             Having said that, however, we must nevertheless answer your present question in the negative.  For, in addition to the general provisions of chapter 41.48 RCW there also exist certain other statutes which come into play when the social security termination issue is raised in the context of a school district.  Those other statutes are RCW 41.40.411 and chapter 41.33 RCW, in general.  They apply, respectively, to noncertificated school district personnel  [[Orig. Op. Page 2]] who are members of the Washington Public Employees' Retirement System (PERS) and to those school district personnel (mainly classroom teachers) who are members of the Washington Teachers' Retirement System (TRS).

             RCW 41.40.411:

             This first statute codifies the provisions of § 2, chapter 84, Laws of 1965.  What it says, in essence, is that social security coverage is mandatory for all noncertificated school district personnel who are also members of the Washington Public Employees' Retirement System.  The full text of the statute reads as follows:

             "Every school district which has become an employer under this chapter prior to the effective date of this 1965 amendatory act or which becomes an employer after such effective date, shall immediately take such administrative action as may be necessary to extend to its employee members of the retirement system and their survivors the protection and benefits of the old-age and survivors insurance system embodied in the federal social security act."

             Thus, whereas other political subdivisions initially had an option to provide social security coverage in the first place, and thus now likewise have an option to terminate such coverage in the manner described in our 1968 opinion,supra, the initial coverage of those school district noncertificated employees was mandated by the legislature.

             In our opinion it would, however, be a somewhat hollow mandate if, notwithstanding the foregoing 1965 enactment, an individual school district could, at any time thereafter, terminate such coverage.  We therefore must conclude that in the case of noncertificated school district personnel, any termination of social security coverage by an individual school district should be deemed to be barred, implicitly, by RCW 41.40.411, supra.

             Chapter 41.33 RCW:

             Chapter 41.33 RCW, which codifies a 1957 legislative enactment (chapter 183, Laws of 1957) together with subsequent amendments thereto, relates to social security coverage for those school district employees who are also members of the State Teachers' Retirement System (TRS).  And, like RCW 41.40.411,supra, what that enactment basically did was to eliminate the discretion of  [[Orig. Op. Page 3]] individual school districts or other employers and, instead, to cause all TRS members to be covered by the federal social security program as a statewide retirement system coverage system group.  Cf., 42 U.S.C. § 418 (d)(4).

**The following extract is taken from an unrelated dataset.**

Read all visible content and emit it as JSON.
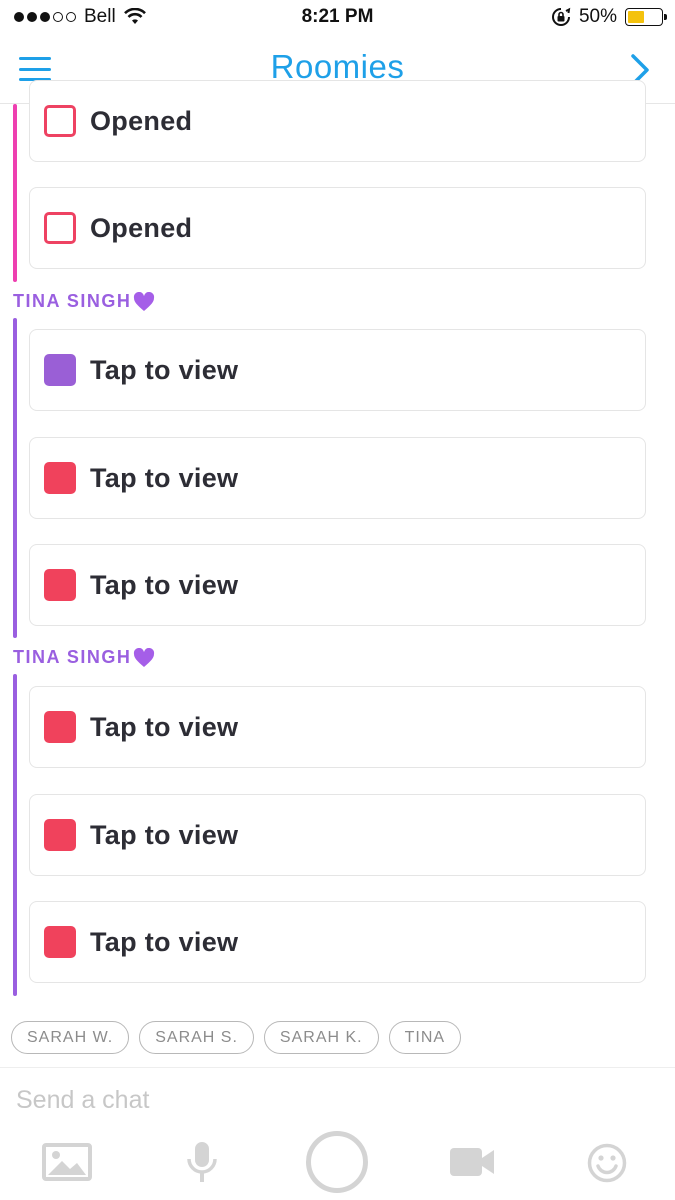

             We are aware, of course, that a different federal statutory definition of the term "coverage group" applies for purposes of termination.  See, 42 U.S.C. § 418 (b)(5) which,inter alia, makes the employees of each political subdivision of a state (with a limited exception not here applicable) a separate coverage group.  But under that definition, all employees of a given school district, and not merely those who are members of TRS, would constitute a single coverage group‑-and any attempt to withdraw that coverage group from OASI would be stymied by the mandatory coverage requirement of RCW 41.40.411, supra.

 Moreover, although worded somewhat different than RCW 41.40.411, supra, we believe that chapter 41.33 RCW itself also constitutes a mandate of much the same legal significance.  That law, likewise, requires that a certain class of school district employees (in this instance, those covered by TRS) be covered by federal social security.  Thus, what we said earlier, on that count, about the withdrawal of noncertificated employees of a given school district is equally applicable here‑-so long as chapter 41.33 RCW (like RCW 41.40.411) remains in effect.

             We trust that the foregoing will be of assistance to you.

 Very truly yours,
Attorney General 

Senior Deputy Attorney General